(Data records for software interfaces)
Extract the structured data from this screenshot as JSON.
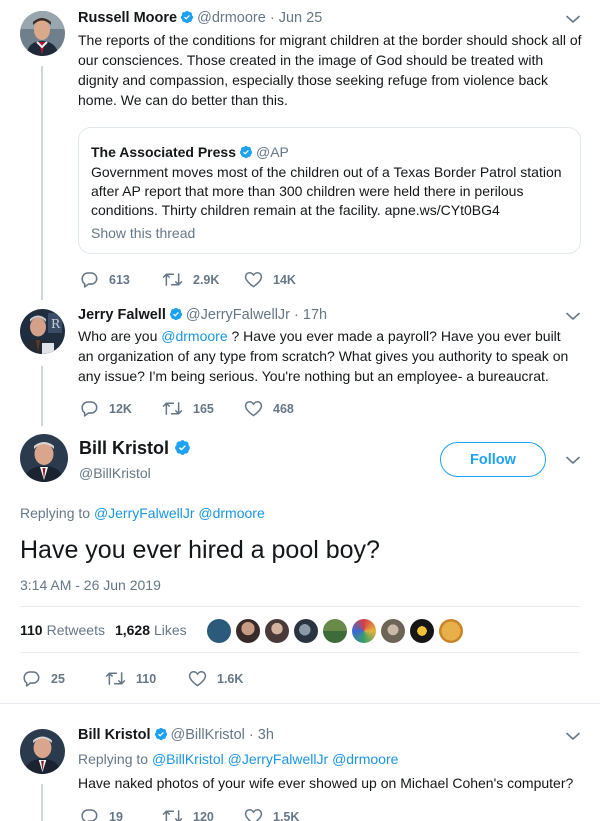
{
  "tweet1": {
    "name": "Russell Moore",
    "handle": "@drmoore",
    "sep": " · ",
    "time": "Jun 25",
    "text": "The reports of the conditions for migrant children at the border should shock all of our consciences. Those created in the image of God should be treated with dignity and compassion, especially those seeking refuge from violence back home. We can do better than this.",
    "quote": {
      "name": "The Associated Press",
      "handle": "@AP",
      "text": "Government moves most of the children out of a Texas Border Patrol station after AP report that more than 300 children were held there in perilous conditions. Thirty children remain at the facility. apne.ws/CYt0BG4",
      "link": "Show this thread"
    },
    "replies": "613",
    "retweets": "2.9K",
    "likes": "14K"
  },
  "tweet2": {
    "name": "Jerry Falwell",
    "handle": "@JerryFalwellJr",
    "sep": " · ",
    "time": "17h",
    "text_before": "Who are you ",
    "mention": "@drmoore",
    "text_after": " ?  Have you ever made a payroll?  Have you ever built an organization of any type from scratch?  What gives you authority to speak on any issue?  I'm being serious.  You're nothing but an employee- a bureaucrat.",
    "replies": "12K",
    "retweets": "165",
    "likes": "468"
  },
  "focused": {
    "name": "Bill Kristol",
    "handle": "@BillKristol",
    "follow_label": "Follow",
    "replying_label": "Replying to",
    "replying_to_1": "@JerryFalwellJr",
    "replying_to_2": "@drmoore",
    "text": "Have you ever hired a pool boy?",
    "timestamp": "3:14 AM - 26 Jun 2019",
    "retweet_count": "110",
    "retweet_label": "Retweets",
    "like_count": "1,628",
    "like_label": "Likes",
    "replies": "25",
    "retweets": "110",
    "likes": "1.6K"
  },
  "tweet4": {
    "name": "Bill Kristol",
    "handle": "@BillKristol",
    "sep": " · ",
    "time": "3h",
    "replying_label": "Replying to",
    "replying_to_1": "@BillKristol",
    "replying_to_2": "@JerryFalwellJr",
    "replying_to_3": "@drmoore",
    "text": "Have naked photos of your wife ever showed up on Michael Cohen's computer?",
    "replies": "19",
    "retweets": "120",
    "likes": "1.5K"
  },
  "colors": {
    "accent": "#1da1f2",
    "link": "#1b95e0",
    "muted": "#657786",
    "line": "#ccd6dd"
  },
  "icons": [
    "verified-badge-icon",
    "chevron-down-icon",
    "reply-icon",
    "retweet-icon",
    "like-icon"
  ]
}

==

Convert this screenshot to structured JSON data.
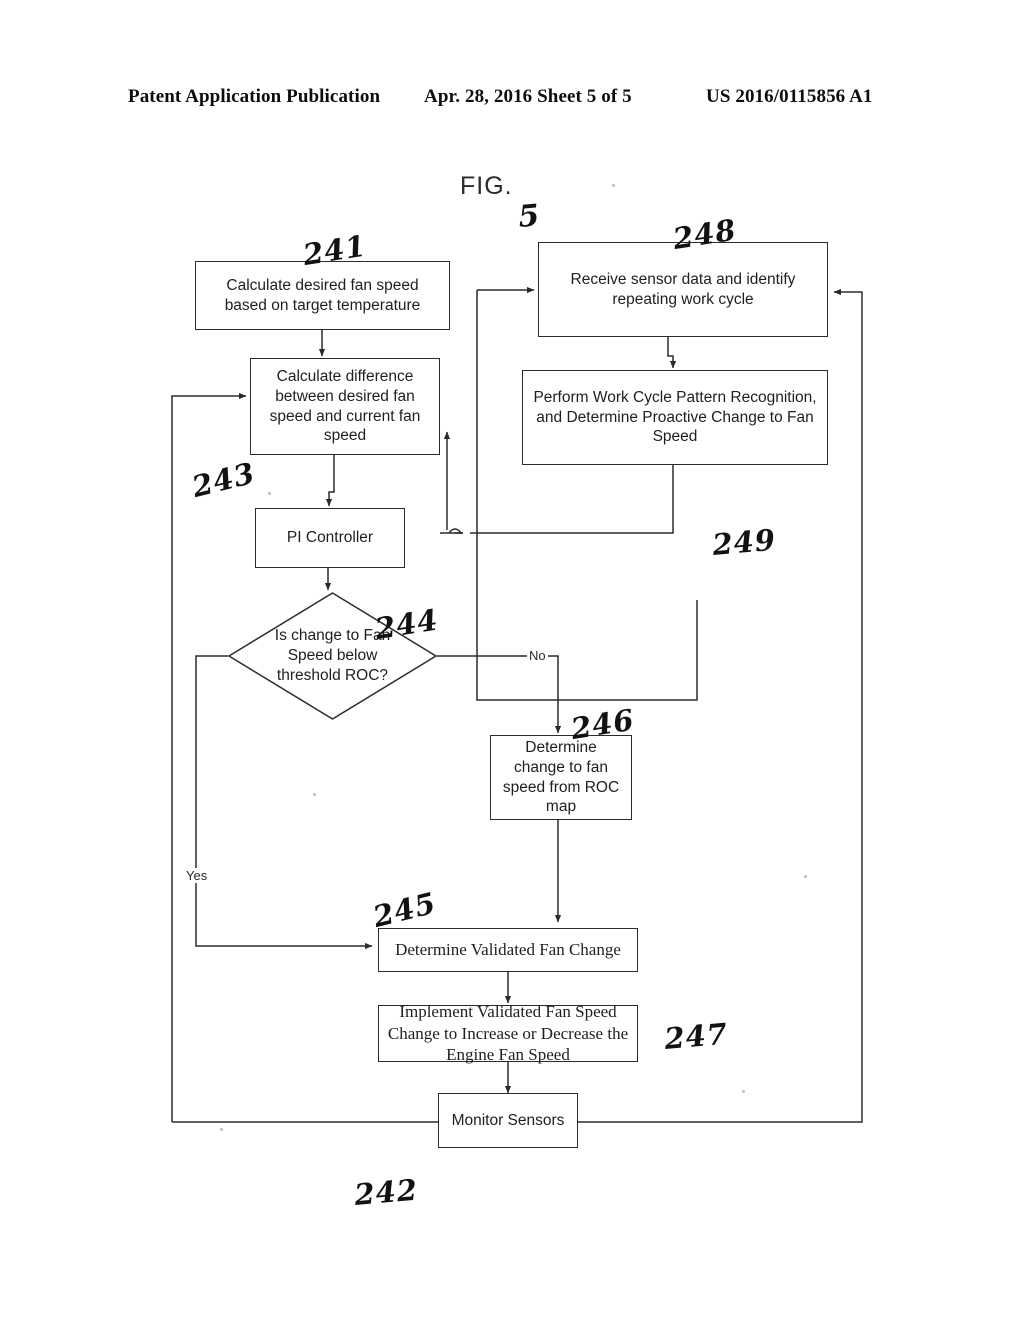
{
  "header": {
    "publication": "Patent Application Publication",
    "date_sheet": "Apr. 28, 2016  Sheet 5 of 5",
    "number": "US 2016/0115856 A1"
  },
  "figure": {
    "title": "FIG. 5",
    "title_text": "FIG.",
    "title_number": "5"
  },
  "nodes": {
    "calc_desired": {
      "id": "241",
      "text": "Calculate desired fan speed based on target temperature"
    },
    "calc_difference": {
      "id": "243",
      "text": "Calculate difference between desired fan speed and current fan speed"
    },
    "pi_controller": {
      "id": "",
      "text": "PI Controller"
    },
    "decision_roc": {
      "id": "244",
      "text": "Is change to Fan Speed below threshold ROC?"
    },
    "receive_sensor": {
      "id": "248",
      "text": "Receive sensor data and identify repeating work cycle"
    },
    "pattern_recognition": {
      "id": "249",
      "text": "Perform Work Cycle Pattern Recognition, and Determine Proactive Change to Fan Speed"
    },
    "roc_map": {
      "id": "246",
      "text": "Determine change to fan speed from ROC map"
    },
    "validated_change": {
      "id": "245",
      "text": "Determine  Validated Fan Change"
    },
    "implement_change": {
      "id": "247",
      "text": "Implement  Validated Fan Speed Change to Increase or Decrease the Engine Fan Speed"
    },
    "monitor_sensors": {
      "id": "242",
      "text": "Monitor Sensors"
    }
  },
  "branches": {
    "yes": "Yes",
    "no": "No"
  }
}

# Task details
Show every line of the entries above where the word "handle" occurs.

# Task output
    "handle": "@drmoore",
      "handle": "@AP",
    "handle": "@JerryFalwellJr",
    "handle": "@BillKristol",
    "handle": "@BillKristol",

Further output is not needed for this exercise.